DATA FOR REVIEW
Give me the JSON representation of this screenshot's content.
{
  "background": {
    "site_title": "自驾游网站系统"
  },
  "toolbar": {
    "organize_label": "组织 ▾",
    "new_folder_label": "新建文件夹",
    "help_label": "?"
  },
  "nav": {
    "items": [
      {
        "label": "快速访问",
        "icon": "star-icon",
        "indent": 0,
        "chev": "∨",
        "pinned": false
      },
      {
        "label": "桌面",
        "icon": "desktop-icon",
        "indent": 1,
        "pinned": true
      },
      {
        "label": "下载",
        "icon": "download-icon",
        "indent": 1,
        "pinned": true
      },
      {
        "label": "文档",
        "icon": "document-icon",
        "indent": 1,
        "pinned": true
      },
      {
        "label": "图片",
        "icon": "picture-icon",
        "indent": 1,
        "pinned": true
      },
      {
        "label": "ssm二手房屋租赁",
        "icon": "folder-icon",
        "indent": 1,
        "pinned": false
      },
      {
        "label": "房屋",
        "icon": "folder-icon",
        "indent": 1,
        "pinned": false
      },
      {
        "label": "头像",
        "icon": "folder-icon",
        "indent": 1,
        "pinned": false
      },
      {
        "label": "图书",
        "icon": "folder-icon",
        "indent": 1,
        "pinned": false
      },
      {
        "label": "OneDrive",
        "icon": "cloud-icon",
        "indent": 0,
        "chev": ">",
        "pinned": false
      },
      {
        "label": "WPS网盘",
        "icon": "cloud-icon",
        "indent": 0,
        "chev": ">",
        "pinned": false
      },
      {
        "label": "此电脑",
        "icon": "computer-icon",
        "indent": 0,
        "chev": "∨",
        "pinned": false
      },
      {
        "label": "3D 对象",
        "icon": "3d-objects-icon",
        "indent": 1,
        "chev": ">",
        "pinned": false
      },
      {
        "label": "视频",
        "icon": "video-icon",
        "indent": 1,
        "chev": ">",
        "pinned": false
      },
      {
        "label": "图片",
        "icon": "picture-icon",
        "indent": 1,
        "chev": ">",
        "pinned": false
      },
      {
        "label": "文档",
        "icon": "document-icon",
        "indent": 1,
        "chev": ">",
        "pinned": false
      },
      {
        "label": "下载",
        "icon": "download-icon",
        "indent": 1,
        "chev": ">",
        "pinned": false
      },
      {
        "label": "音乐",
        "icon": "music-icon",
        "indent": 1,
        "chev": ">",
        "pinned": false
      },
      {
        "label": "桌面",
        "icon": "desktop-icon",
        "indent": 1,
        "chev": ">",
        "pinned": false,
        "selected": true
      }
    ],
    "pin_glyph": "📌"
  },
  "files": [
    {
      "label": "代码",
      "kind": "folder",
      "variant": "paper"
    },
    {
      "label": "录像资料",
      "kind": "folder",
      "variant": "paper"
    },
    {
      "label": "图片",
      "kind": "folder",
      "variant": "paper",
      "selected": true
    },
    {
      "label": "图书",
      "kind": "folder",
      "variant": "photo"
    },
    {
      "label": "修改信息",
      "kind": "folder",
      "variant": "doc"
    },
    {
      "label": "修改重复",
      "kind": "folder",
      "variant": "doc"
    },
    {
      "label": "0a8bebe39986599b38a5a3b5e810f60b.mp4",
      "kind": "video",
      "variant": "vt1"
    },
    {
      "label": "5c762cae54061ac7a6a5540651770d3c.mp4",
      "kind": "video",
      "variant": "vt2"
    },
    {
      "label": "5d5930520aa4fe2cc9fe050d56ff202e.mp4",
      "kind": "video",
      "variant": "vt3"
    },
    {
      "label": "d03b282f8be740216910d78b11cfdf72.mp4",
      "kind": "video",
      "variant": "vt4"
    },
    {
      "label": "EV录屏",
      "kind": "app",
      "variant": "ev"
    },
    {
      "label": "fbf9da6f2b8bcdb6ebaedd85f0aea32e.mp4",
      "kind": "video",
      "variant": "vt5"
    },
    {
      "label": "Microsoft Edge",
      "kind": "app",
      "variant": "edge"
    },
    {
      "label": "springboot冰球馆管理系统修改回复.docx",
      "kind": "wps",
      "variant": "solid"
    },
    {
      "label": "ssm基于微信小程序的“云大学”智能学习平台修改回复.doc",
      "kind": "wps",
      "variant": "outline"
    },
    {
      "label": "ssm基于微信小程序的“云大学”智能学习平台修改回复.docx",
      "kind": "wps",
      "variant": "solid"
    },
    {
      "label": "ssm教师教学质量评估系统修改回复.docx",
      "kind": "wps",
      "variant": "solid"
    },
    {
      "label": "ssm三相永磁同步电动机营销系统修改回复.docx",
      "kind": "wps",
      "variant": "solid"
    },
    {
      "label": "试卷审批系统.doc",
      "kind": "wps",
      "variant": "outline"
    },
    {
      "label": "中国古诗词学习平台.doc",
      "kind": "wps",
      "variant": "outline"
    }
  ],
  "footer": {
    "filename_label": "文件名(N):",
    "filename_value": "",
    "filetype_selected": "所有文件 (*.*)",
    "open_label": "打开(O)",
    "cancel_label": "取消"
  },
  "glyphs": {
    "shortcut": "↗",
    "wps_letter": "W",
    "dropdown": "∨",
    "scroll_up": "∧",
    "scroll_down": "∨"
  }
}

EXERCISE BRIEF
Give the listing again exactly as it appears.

ANSWER BELOW
Give me the JSON representation of this screenshot's content.
{
  "background": {
    "site_title": "自驾游网站系统"
  },
  "toolbar": {
    "organize_label": "组织 ▾",
    "new_folder_label": "新建文件夹",
    "help_label": "?"
  },
  "nav": {
    "items": [
      {
        "label": "快速访问",
        "icon": "star-icon",
        "indent": 0,
        "chev": "∨",
        "pinned": false
      },
      {
        "label": "桌面",
        "icon": "desktop-icon",
        "indent": 1,
        "pinned": true
      },
      {
        "label": "下载",
        "icon": "download-icon",
        "indent": 1,
        "pinned": true
      },
      {
        "label": "文档",
        "icon": "document-icon",
        "indent": 1,
        "pinned": true
      },
      {
        "label": "图片",
        "icon": "picture-icon",
        "indent": 1,
        "pinned": true
      },
      {
        "label": "ssm二手房屋租赁",
        "icon": "folder-icon",
        "indent": 1,
        "pinned": false
      },
      {
        "label": "房屋",
        "icon": "folder-icon",
        "indent": 1,
        "pinned": false
      },
      {
        "label": "头像",
        "icon": "folder-icon",
        "indent": 1,
        "pinned": false
      },
      {
        "label": "图书",
        "icon": "folder-icon",
        "indent": 1,
        "pinned": false
      },
      {
        "label": "OneDrive",
        "icon": "cloud-icon",
        "indent": 0,
        "chev": ">",
        "pinned": false
      },
      {
        "label": "WPS网盘",
        "icon": "cloud-icon",
        "indent": 0,
        "chev": ">",
        "pinned": false
      },
      {
        "label": "此电脑",
        "icon": "computer-icon",
        "indent": 0,
        "chev": "∨",
        "pinned": false
      },
      {
        "label": "3D 对象",
        "icon": "3d-objects-icon",
        "indent": 1,
        "chev": ">",
        "pinned": false
      },
      {
        "label": "视频",
        "icon": "video-icon",
        "indent": 1,
        "chev": ">",
        "pinned": false
      },
      {
        "label": "图片",
        "icon": "picture-icon",
        "indent": 1,
        "chev": ">",
        "pinned": false
      },
      {
        "label": "文档",
        "icon": "document-icon",
        "indent": 1,
        "chev": ">",
        "pinned": false
      },
      {
        "label": "下载",
        "icon": "download-icon",
        "indent": 1,
        "chev": ">",
        "pinned": false
      },
      {
        "label": "音乐",
        "icon": "music-icon",
        "indent": 1,
        "chev": ">",
        "pinned": false
      },
      {
        "label": "桌面",
        "icon": "desktop-icon",
        "indent": 1,
        "chev": ">",
        "pinned": false,
        "selected": true
      }
    ],
    "pin_glyph": "📌"
  },
  "files": [
    {
      "label": "代码",
      "kind": "folder",
      "variant": "paper"
    },
    {
      "label": "录像资料",
      "kind": "folder",
      "variant": "paper"
    },
    {
      "label": "图片",
      "kind": "folder",
      "variant": "paper",
      "selected": true
    },
    {
      "label": "图书",
      "kind": "folder",
      "variant": "photo"
    },
    {
      "label": "修改信息",
      "kind": "folder",
      "variant": "doc"
    },
    {
      "label": "修改重复",
      "kind": "folder",
      "variant": "doc"
    },
    {
      "label": "0a8bebe39986599b38a5a3b5e810f60b.mp4",
      "kind": "video",
      "variant": "vt1"
    },
    {
      "label": "5c762cae54061ac7a6a5540651770d3c.mp4",
      "kind": "video",
      "variant": "vt2"
    },
    {
      "label": "5d5930520aa4fe2cc9fe050d56ff202e.mp4",
      "kind": "video",
      "variant": "vt3"
    },
    {
      "label": "d03b282f8be740216910d78b11cfdf72.mp4",
      "kind": "video",
      "variant": "vt4"
    },
    {
      "label": "EV录屏",
      "kind": "app",
      "variant": "ev"
    },
    {
      "label": "fbf9da6f2b8bcdb6ebaedd85f0aea32e.mp4",
      "kind": "video",
      "variant": "vt5"
    },
    {
      "label": "Microsoft Edge",
      "kind": "app",
      "variant": "edge"
    },
    {
      "label": "springboot冰球馆管理系统修改回复.docx",
      "kind": "wps",
      "variant": "solid"
    },
    {
      "label": "ssm基于微信小程序的“云大学”智能学习平台修改回复.doc",
      "kind": "wps",
      "variant": "outline"
    },
    {
      "label": "ssm基于微信小程序的“云大学”智能学习平台修改回复.docx",
      "kind": "wps",
      "variant": "solid"
    },
    {
      "label": "ssm教师教学质量评估系统修改回复.docx",
      "kind": "wps",
      "variant": "solid"
    },
    {
      "label": "ssm三相永磁同步电动机营销系统修改回复.docx",
      "kind": "wps",
      "variant": "solid"
    },
    {
      "label": "试卷审批系统.doc",
      "kind": "wps",
      "variant": "outline"
    },
    {
      "label": "中国古诗词学习平台.doc",
      "kind": "wps",
      "variant": "outline"
    }
  ],
  "footer": {
    "filename_label": "文件名(N):",
    "filename_value": "",
    "filetype_selected": "所有文件 (*.*)",
    "open_label": "打开(O)",
    "cancel_label": "取消"
  },
  "glyphs": {
    "shortcut": "↗",
    "wps_letter": "W",
    "dropdown": "∨",
    "scroll_up": "∧",
    "scroll_down": "∨"
  }
}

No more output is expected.